During the first half, clinical psychologist Edward Bruce Bynum detailed his investigations into dreaming, going as far back to how ancient civilizations like the Egyptians viewed them. Dreaming is actually a physical necessity, he noted, as people who become extremely sleep deprived, start dreaming with their eyes open. Dreams can help to solve problems from both recent and past issues, often posing solutions on a symbolic level, he cited. Recurring nightmares generally indicate an unresolved problem, he continued, whereas a less intense form of that is an "anxiety dream" like being unable to get to work or an important destination.
Precognitive dreams tend to be several weeks or several months rather than years ahead of the actual event, Bynum reported. Such dreams are similar to crisis dreams or telepathy that warn of serious or intense events happening to family members, he added. There are also "prodromal dreams," warnings or forecasts of physical illnesses that have yet to manifest. He also talked about "shared dreams" in which couples or family members can both experience the same dream images or events. The phone connection with Dr. Bynum was lost in the last half-hour, and author and dream expert Rosemary Ellen Guiley filled in to offer commentary on callers' dreams.
In the latter half, Pulitzer prize winning New York Times reporter Matt Richtel, known for his explorations on how technology use impacts human behavior, discussed the ways in which everyday interaction with our devices is changing us. He cited the problem of distracted driving-- not only are people texting while driving, but some 10% of drivers are actually talking selfies when behind the wheel. Accidents are even occurring with people walking and texting. Because people seem to find their smart phones and devices so compelling, he's concluded that most will be agreeable to acceding control to driverless cars, when they come on the market in the years ahead.

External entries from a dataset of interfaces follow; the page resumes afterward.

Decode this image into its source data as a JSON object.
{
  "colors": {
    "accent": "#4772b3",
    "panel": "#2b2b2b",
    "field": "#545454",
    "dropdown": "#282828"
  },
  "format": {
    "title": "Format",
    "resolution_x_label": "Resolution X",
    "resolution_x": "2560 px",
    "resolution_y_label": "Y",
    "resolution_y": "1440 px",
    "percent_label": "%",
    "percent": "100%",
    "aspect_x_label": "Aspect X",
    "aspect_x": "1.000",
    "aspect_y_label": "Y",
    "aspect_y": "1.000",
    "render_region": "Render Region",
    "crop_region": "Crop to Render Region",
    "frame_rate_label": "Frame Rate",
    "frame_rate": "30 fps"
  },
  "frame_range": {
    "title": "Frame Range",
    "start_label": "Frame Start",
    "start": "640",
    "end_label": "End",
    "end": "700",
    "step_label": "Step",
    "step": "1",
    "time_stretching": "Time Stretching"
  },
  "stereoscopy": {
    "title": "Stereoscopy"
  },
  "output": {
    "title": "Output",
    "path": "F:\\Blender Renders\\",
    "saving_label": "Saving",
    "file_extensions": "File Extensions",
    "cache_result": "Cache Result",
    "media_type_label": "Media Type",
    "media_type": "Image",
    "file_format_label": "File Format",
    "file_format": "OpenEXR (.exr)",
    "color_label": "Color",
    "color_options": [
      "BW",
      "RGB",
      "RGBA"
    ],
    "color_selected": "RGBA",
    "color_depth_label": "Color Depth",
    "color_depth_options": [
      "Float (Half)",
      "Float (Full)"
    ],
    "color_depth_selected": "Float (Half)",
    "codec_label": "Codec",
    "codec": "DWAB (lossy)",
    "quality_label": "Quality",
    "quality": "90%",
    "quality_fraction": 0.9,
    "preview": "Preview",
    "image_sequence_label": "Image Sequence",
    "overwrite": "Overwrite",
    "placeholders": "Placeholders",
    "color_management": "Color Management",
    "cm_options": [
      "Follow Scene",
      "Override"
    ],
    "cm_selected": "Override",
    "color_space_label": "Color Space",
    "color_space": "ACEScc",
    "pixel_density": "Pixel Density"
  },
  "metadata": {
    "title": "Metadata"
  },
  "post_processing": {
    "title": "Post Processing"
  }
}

Richtel said he rode in a Google driverless vehicle and his fears were allayed fairly quickly as he became acclimated to what felt somewhat like riding in a monorail. Driverless cars offer the hope of greatly reducing traffic fatalities and injuries, he pointed out. And yet with the increasing reliance on technology, people need to guard against being so caught up in the bells and whistles that they become catatonic and disconnected from each other, Richtel remarked. This sentiment ties in with his new novel, Dead on Arrival, a mind bending thriller with technological twists that starts off with the spread of a lethal virus.